Benefits, Definitions, and Underpinnings
Peer discussion is the exchange of ideas among students in the class, typically in small groups. Instructors and TAs may or may not interact with individual groups during the discussion.
Positive interdependence occurs when students perceive that individual success is enhanced by the success of other group members and the group as a whole.
Promotive interaction occurs when individuals help other group members’ efforts to achieve group goals.
Cooperative learning is group work in which students collaborate on shared tasks, often while playing distinct roles, to reach shared learning goals that are defined by the instructor.
• Student response to PI is generally positive. Students report that it helps them learn course material and that the immediate feedback it provides is valuable.
• Peer discussion is an important component in promoting students to change their conceptual understanding.
• Instructor explanation provides students with feedback and increased confidence in their understanding.
• Both high-performing and low-performing students show learning gains from peer instruction. However, some evidence indicates less benefit for students with lower self-efficacy, or confidence in their ability to complete the tasks of the course. These observations suggest a need for instructional approaches that build mastery.
• Peer instruction (PI) is a form of cooperative learning, which has been shown to increase student achievement, persistence, and attitudes toward science. It provides opportunities for individual action, positive interdependence, promotive interaction and group processing, elements that social interdependence theory posits promote learning. As with many types of informal cooperative learning, peer instruction provides opportunities for formative assessment with immediate feedback.
• PI explicitly incorporates opportunities for students to explain their reasoning and engage in argumentation, practices that helps students integrate new information with existing knowledge, allowing revision of students’ mental models.

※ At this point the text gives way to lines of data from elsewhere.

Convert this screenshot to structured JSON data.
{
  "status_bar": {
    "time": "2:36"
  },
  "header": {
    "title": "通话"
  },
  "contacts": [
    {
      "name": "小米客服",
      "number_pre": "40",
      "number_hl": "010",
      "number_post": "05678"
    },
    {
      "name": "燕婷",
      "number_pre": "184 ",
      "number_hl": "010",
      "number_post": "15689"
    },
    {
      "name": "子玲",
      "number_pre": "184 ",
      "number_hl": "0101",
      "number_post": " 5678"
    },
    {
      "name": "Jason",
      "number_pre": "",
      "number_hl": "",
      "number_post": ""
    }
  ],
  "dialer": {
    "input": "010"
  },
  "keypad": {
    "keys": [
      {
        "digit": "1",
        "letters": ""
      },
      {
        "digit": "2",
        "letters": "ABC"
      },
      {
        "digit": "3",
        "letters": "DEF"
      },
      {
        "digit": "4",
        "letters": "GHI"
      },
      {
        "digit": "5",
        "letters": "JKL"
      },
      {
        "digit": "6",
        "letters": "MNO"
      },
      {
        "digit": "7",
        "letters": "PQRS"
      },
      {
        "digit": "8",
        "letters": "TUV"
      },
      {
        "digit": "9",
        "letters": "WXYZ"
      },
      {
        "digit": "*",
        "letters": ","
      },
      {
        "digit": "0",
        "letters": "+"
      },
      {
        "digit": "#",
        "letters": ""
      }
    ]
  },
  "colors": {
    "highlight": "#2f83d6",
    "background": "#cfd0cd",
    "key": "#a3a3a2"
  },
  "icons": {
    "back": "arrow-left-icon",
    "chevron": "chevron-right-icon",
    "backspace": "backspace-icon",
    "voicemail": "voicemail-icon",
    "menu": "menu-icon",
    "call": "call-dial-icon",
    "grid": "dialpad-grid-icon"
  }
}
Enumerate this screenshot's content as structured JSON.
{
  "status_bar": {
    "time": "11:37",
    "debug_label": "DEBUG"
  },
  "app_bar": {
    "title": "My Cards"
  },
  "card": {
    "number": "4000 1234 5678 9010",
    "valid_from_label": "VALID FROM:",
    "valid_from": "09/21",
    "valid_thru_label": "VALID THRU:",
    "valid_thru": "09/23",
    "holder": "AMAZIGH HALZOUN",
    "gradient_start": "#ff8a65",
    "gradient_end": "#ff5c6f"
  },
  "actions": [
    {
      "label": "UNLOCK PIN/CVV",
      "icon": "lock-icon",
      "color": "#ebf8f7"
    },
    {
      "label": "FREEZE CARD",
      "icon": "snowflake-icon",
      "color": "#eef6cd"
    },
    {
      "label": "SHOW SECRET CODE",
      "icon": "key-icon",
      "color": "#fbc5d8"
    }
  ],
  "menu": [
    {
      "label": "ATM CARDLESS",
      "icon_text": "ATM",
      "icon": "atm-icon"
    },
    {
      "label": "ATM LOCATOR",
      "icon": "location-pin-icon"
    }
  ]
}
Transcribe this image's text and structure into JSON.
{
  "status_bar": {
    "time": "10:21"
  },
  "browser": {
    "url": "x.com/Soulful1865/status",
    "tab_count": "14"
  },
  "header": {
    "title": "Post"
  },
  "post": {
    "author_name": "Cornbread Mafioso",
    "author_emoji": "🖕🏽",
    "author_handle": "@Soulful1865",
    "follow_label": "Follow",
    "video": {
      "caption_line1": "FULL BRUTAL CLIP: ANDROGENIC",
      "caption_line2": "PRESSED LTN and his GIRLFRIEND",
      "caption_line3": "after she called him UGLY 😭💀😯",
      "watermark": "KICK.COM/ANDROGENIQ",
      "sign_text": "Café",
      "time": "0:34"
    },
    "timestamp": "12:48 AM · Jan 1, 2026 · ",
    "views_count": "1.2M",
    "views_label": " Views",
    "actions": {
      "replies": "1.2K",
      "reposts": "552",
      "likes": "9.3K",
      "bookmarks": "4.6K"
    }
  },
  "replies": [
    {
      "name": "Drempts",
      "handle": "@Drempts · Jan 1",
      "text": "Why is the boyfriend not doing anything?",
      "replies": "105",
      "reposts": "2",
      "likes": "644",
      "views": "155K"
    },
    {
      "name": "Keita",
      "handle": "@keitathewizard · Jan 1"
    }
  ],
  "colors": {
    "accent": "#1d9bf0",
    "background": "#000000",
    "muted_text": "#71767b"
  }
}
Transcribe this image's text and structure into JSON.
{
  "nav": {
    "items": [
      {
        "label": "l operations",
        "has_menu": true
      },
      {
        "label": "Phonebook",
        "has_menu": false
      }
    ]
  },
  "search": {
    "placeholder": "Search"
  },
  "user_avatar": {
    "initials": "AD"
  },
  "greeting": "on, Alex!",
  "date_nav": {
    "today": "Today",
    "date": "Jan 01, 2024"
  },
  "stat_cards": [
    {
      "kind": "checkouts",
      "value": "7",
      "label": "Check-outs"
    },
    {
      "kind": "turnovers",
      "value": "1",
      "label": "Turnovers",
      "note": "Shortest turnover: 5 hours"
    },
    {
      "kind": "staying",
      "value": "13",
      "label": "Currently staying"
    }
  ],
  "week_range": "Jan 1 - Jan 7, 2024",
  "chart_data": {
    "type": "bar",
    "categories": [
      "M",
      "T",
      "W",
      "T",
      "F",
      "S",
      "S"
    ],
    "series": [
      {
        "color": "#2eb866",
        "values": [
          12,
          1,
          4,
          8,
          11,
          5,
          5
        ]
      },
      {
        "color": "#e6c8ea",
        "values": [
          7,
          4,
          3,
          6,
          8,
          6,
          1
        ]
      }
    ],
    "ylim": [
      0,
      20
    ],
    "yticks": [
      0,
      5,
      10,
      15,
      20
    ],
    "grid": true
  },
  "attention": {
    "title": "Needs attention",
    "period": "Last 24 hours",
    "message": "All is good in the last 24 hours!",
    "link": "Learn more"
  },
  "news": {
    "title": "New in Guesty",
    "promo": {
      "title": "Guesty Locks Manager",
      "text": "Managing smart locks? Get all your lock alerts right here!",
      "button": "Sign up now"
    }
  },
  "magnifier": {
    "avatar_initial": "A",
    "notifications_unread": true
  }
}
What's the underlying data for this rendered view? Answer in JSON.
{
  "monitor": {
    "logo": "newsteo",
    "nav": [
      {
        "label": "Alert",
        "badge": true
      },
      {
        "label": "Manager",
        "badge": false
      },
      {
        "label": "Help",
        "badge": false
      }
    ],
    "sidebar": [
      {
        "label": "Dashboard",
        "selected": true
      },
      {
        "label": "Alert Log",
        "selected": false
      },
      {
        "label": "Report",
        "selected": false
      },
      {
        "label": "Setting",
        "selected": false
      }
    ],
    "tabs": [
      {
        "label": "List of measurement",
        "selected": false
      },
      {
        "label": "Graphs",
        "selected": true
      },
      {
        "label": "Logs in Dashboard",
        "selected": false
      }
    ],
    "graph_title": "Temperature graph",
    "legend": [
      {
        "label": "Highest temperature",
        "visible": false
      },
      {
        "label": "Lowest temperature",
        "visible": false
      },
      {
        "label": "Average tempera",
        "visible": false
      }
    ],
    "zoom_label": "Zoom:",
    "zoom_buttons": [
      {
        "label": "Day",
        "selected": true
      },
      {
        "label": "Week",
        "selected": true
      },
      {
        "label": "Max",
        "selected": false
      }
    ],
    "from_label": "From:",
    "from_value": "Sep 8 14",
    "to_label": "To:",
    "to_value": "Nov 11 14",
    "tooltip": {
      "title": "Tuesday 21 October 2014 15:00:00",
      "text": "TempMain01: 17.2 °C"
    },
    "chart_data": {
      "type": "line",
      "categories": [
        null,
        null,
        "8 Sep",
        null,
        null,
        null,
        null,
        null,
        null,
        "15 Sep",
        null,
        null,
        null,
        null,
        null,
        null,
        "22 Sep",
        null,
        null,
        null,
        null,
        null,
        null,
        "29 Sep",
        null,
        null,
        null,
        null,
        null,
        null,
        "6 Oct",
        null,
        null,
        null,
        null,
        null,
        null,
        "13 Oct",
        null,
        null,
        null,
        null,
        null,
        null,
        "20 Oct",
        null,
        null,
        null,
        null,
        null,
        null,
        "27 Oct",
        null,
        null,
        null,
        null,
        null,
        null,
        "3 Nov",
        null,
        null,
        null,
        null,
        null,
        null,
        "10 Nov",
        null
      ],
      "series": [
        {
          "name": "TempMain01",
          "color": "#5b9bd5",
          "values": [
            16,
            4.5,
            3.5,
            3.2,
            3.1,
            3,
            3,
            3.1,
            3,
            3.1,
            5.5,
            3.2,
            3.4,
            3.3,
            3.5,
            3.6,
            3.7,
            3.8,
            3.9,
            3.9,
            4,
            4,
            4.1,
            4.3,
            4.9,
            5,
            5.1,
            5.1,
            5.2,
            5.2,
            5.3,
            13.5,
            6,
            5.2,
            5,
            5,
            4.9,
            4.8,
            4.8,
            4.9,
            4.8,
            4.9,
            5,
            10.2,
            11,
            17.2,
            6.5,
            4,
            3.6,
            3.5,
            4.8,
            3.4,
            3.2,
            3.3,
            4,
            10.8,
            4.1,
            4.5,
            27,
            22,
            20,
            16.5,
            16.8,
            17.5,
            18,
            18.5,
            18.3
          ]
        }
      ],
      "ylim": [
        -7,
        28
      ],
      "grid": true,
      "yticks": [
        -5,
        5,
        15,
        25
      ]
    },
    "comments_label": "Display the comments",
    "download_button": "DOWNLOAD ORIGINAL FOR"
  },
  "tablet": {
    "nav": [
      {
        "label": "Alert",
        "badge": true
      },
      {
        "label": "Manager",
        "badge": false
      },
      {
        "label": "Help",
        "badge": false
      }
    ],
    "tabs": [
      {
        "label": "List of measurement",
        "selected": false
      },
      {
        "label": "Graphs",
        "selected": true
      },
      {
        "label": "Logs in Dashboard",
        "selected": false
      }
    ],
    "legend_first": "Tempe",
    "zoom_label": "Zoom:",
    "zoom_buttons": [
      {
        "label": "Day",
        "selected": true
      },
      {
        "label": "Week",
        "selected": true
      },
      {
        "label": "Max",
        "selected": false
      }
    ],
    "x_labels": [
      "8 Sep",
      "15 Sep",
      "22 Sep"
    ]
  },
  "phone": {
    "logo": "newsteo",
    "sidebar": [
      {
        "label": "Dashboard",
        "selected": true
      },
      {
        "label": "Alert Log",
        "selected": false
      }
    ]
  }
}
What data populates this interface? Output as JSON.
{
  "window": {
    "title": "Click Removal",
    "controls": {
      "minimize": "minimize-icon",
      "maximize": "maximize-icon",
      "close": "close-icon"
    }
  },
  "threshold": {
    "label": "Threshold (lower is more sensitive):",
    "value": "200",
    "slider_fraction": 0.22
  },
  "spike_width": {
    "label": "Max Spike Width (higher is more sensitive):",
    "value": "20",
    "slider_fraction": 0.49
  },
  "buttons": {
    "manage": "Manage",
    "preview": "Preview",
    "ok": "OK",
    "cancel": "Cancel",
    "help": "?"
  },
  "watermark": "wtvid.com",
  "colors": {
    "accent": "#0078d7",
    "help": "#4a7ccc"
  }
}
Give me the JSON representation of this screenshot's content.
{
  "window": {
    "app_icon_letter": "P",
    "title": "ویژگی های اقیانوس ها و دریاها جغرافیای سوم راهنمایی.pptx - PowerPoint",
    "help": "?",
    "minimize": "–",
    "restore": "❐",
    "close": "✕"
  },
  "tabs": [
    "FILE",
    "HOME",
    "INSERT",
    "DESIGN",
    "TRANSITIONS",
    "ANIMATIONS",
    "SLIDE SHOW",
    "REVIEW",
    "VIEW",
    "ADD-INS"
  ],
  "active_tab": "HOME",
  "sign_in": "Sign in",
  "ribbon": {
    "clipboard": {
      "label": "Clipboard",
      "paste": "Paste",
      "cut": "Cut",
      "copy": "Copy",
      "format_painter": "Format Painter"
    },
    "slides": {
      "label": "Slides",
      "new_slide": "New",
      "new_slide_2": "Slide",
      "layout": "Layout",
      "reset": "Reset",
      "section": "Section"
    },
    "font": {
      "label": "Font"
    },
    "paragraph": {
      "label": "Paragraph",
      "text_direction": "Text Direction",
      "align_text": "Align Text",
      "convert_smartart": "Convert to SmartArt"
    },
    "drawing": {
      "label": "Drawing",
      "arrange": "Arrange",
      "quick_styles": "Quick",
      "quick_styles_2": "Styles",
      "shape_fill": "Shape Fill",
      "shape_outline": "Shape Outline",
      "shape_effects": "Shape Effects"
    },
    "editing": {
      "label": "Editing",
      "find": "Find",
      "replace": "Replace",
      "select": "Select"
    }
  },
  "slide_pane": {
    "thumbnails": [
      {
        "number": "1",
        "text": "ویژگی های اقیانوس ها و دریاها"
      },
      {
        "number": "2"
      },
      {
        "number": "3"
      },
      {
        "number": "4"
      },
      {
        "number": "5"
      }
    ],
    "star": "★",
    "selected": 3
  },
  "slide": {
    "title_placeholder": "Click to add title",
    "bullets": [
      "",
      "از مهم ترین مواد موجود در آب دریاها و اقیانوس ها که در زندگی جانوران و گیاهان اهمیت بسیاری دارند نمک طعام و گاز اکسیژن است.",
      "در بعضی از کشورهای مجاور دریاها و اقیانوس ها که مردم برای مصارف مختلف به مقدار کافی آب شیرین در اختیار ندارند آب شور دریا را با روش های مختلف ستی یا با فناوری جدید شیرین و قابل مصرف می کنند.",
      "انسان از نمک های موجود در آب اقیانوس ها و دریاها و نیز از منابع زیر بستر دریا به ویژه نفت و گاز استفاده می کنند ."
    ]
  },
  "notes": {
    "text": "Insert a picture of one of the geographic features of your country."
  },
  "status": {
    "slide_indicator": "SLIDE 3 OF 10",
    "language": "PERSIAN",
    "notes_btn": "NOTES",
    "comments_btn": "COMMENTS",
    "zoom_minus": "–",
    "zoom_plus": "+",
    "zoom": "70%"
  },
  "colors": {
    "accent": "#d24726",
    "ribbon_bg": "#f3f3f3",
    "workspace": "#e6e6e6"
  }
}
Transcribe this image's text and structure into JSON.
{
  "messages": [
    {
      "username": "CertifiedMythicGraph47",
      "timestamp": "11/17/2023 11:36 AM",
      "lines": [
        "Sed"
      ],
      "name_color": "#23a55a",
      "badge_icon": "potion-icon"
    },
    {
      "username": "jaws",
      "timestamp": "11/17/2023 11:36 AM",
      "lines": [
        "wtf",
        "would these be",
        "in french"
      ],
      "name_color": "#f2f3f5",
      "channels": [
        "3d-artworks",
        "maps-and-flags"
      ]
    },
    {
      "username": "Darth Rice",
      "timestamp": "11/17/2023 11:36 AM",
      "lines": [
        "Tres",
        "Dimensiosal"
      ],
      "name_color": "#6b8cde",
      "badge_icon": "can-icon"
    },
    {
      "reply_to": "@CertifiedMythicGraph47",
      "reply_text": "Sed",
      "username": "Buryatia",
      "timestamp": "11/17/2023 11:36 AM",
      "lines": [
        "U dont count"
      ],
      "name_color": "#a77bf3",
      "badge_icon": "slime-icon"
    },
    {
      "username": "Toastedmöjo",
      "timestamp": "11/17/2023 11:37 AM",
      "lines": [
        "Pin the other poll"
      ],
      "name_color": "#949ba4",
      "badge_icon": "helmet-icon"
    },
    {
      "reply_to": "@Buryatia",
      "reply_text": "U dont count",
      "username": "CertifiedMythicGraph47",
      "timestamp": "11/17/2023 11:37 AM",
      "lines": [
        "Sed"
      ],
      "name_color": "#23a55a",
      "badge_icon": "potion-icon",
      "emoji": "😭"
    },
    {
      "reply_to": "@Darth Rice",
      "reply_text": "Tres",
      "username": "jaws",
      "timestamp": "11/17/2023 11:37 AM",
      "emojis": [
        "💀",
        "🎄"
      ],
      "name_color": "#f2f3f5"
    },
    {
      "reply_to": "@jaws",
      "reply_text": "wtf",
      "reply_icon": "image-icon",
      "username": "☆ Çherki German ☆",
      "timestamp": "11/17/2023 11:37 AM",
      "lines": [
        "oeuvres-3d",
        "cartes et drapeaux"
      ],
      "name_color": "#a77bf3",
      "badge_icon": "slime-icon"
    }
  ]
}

• PI also incorporates opportunities for students to be metacognitive: reflecting on whether they answered a question correctly, or guessed, or if they have a question about a component. All of these are regulative processes which have been shown to promote learning.